With banks offering easy credit, return of capital in deposits is not assured.

Thanks Peri, I'm looking for something guaranteed and under 1yr terms - please tell me what is ?

Government bonds have the guarantee of the NZ government, that is as good as I can suggest.

Less than 1yr was my question Peri - there are none really

Your broker might be able to get his hands on NZ Government Bonds for you in the secondary market. The maturity date doesn't really matter as you can sell them back into the secondary market whenever you wish ( holding them for less than the year you are looking for) - at the prevailing market price, of course.

bw - but then I'm taking an undue interest rate risk in what I think is going to be an interest rate bear market for quite some time. Yes, the left over year of a longer-dated bond with a maturity date now less than 1yr would be fine, but try and find that. No, bank deposit are realistically the most riskless "investment" out there, but clearly not without a small degree of risk which every investment should have

Any way of finding a graph comparing term deposits vs inflation, i.e net interest over the years??

Some of the term deposit rates need to be looked at in depth, a number of banks now are offering longer terms, with interest paid at maturity. So what that means you are paying the banks every month to invest your money, as they will invest and receive monthly credits, at the maturity they will pay you at the initial rate, but you have missed out on the interest you should have received from monthly credits, some offer over 4% for 2 or3 years, it doesn't take a mathematician to work out you are loosing money.
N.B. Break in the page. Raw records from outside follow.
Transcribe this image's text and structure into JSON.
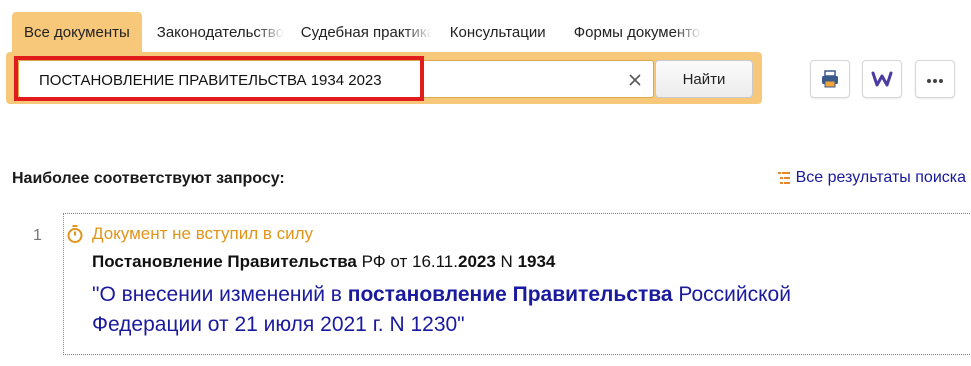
{
  "tabs": [
    {
      "label": "Все документы"
    },
    {
      "label": "Законодательство"
    },
    {
      "label": "Судебная практика"
    },
    {
      "label": "Консультации"
    },
    {
      "label": "Формы документов"
    }
  ],
  "search": {
    "query": "ПОСТАНОВЛЕНИЕ ПРАВИТЕЛЬСТВА 1934 2023",
    "find_label": "Найти"
  },
  "toolbar": {
    "print_icon": "printer-icon",
    "word_icon": "word-export-icon",
    "more_icon": "more-dots-icon"
  },
  "results": {
    "section_title": "Наиболее соответствуют запросу:",
    "all_results_label": "Все результаты поиска",
    "items": [
      {
        "number": "1",
        "status": "Документ не вступил в силу",
        "title_parts": {
          "t1": "Постановление Правительства",
          "t2": " РФ от 16.11.",
          "t3": "2023",
          "t4": " N ",
          "t5": "1934"
        },
        "link_parts": {
          "l1": "\"О внесении изменений в ",
          "l2": "постановление Правительства",
          "l3": " Российской Федерации от 21 июля 2021 г. N 1230\""
        }
      }
    ]
  },
  "colors": {
    "accent": "#f7c87a",
    "link": "#1a1a9e",
    "status": "#e0951a",
    "highlight": "#e21b1b"
  }
}
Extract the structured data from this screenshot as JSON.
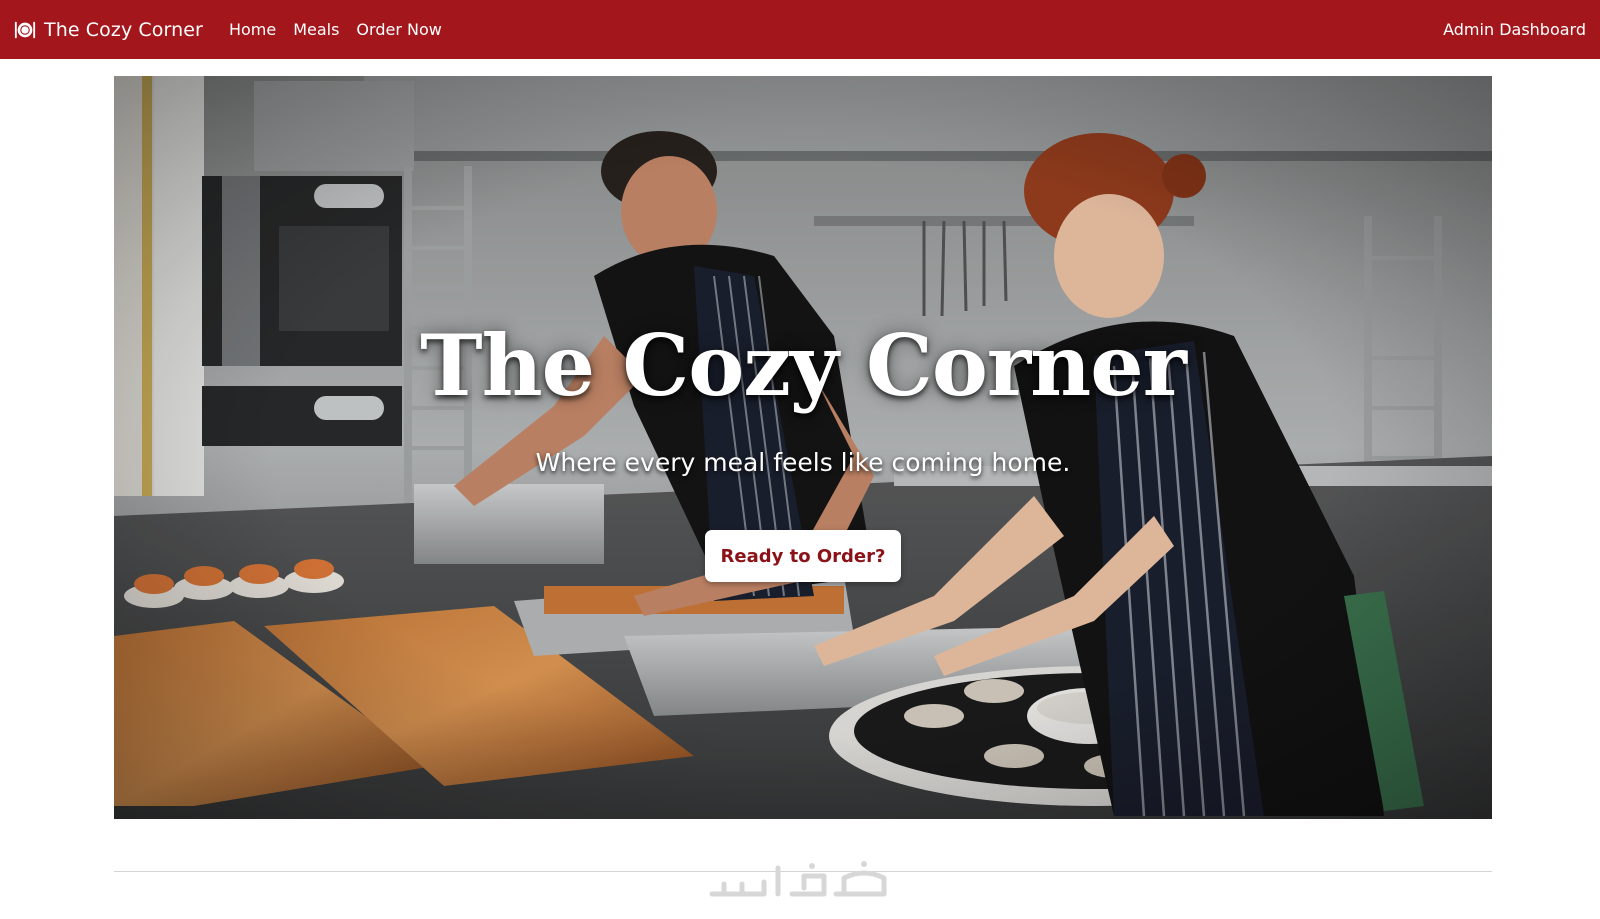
{
  "navbar": {
    "brand_icon": "plate-cutlery-icon",
    "brand": "The Cozy Corner",
    "links": [
      {
        "label": "Home"
      },
      {
        "label": "Meals"
      },
      {
        "label": "Order Now"
      }
    ],
    "right_link": "Admin Dashboard",
    "background_color": "#a3161c"
  },
  "hero": {
    "image": "restaurant-kitchen-chefs-photo",
    "title": "The Cozy Corner",
    "subtitle": "Where every meal feels like coming home.",
    "cta_label": "Ready to Order?",
    "cta_color": "#8b1218"
  },
  "footer": {
    "watermark": "خمسات"
  }
}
Does anyone show which banks do that? eg Does interest.co.nz show which banks will compound it monthly? It seems most banks just pay it at the end of the term.